Their morphology resembles that of their terrestrial cousin, the woodlouse: their bodies are dorso-ventrally compressed, protected by a rigid, calcareous exoskeleton composed of overlapping segments. Like the woodlouse, they also possess the ability to curl up into a “ball”, where only the tough shell is exposed. This provides protection from predators trying to strike at the more vulnerable underside. The first shell segment is fused to the head; the most posterior segments are often fused as well, forming a “caudal shield” over the shortened abdomen (pleon). The large eyes are compound with nearly 4,000 facets, sessile and spaced far apart on the head. There are two pairs of antennae.

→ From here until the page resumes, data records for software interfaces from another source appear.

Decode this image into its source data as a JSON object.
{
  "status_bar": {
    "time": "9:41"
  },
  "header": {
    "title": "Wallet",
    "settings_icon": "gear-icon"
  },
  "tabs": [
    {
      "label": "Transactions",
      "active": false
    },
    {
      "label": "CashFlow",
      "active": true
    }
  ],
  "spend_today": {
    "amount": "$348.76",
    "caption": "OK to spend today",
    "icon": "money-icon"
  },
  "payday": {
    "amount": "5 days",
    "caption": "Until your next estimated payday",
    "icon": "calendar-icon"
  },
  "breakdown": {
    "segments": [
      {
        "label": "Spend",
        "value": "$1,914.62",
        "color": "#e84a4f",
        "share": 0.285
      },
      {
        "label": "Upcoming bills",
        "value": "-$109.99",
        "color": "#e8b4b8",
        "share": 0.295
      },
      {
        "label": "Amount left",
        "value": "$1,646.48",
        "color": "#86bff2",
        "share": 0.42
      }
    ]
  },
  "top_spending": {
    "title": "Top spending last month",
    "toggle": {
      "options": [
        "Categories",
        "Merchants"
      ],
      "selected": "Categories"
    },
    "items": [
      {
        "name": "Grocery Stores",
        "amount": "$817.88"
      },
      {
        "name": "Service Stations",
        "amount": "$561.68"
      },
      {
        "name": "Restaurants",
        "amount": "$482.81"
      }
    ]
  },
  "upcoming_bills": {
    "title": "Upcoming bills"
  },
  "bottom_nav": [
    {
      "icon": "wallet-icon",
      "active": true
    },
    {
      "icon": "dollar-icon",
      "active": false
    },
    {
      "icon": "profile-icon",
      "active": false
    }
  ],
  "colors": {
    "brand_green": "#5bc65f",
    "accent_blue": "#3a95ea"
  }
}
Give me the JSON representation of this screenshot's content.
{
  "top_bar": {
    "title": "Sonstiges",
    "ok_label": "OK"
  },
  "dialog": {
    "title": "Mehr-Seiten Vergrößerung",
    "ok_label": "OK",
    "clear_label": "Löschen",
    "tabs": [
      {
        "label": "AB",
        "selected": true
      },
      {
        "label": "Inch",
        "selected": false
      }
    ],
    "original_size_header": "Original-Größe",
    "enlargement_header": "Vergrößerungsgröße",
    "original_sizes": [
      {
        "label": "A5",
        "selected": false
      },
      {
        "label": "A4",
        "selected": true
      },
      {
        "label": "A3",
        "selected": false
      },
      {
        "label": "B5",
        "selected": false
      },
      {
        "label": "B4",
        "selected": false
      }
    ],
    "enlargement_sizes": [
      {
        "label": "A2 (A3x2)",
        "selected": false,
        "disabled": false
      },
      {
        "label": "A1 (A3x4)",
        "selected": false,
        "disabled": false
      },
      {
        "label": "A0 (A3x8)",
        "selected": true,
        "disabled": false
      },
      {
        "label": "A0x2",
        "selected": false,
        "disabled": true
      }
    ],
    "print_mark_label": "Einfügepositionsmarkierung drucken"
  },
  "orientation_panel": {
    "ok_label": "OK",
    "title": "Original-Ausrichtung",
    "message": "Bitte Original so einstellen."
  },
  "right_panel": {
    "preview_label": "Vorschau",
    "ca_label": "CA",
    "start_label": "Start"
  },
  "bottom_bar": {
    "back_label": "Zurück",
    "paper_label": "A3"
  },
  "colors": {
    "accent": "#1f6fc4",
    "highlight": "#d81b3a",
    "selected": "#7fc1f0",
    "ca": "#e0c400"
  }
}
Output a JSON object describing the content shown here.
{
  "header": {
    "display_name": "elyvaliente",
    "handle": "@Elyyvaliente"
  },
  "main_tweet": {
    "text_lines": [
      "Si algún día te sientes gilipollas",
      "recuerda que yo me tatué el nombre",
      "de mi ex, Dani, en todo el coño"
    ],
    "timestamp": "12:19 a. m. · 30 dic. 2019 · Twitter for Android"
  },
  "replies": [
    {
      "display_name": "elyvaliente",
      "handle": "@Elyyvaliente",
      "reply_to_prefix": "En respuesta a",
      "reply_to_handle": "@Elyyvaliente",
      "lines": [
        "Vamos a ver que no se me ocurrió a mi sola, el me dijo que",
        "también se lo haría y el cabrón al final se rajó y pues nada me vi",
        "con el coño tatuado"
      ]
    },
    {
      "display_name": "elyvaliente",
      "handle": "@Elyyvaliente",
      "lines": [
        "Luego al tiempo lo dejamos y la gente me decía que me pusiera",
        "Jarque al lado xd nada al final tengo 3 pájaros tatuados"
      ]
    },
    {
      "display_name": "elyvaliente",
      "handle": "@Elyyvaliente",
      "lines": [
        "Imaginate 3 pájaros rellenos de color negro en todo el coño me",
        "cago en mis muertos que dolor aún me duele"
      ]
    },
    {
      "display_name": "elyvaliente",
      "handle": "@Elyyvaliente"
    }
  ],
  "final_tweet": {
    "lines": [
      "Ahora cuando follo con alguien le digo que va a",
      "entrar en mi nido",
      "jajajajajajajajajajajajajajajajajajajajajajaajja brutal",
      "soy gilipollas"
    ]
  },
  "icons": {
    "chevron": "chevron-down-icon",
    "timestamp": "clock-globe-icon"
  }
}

The uniramous thoracic legs or pereiopods are arranged in seven pairs, the first of which are modified into maxillipeds to manipulate and bring food to the four sets of jaws. The abdomen has five segments called pleonites each with a pair of biramous pleopods; these are modified into natatory legs and rami, flat respiratory structures acting as gills. The isopods are a pale lilac in colour.